=== THE DATA ===

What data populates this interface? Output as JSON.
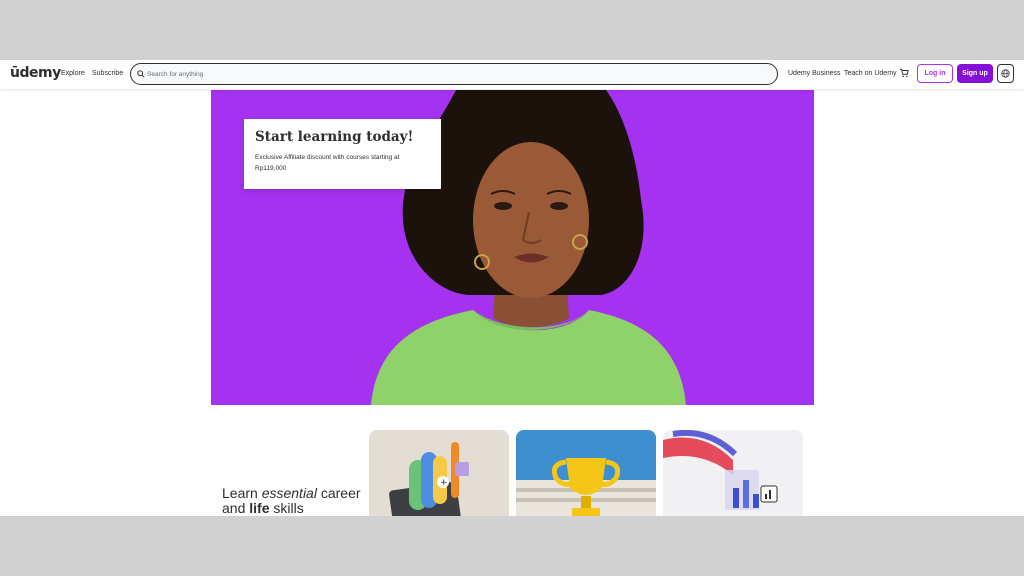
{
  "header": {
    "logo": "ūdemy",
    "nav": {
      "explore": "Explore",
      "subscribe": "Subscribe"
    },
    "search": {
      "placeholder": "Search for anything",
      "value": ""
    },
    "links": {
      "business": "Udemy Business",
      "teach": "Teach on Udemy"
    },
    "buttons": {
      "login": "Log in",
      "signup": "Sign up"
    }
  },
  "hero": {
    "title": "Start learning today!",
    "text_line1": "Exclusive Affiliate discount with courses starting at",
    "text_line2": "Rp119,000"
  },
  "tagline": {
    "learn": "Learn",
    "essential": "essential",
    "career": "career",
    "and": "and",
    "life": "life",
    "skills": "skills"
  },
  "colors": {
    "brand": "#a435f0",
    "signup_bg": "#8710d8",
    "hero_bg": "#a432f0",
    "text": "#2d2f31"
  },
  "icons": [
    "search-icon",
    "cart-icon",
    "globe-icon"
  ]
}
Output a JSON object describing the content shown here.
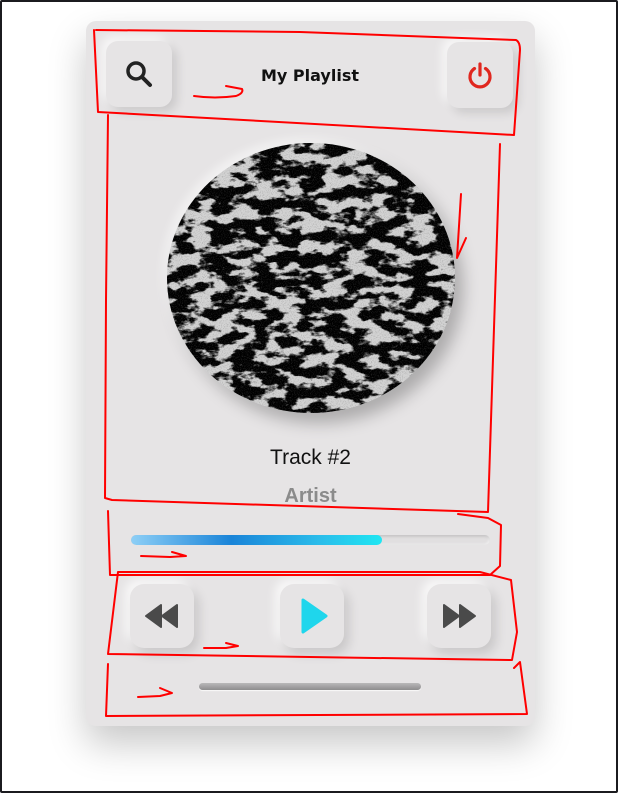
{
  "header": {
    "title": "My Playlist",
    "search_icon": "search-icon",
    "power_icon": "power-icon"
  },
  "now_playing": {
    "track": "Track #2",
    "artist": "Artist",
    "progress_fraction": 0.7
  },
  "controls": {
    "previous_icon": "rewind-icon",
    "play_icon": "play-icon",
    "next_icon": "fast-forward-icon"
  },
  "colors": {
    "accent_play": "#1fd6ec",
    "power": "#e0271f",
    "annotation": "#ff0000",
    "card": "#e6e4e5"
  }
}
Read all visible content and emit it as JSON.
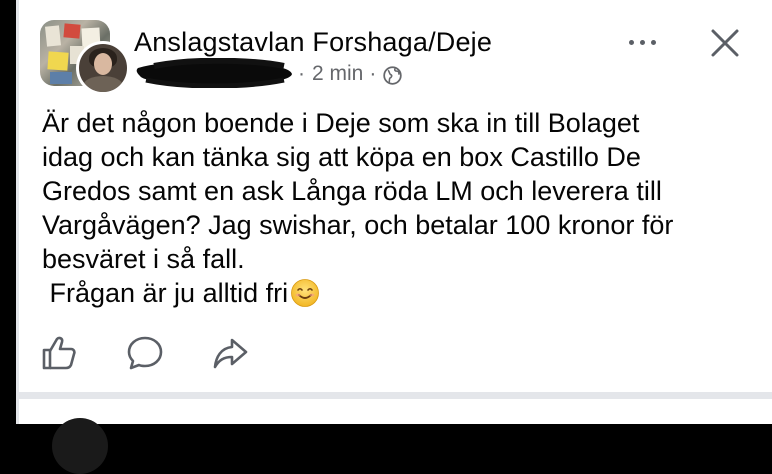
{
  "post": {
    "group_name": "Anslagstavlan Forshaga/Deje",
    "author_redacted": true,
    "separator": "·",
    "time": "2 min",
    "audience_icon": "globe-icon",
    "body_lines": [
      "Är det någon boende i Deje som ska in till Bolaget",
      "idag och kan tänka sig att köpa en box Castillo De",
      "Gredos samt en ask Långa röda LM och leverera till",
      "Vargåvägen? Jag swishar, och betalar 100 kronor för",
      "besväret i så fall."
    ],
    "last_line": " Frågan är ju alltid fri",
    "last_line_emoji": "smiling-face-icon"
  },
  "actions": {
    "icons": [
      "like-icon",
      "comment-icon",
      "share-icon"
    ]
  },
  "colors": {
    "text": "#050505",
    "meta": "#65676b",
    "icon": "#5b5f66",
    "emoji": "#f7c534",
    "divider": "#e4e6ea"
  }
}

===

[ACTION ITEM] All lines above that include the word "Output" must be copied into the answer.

[ANSWER FOR THE TASK]
What data populates this interface? Output as JSON.
Output a JSON object describing the content shown here.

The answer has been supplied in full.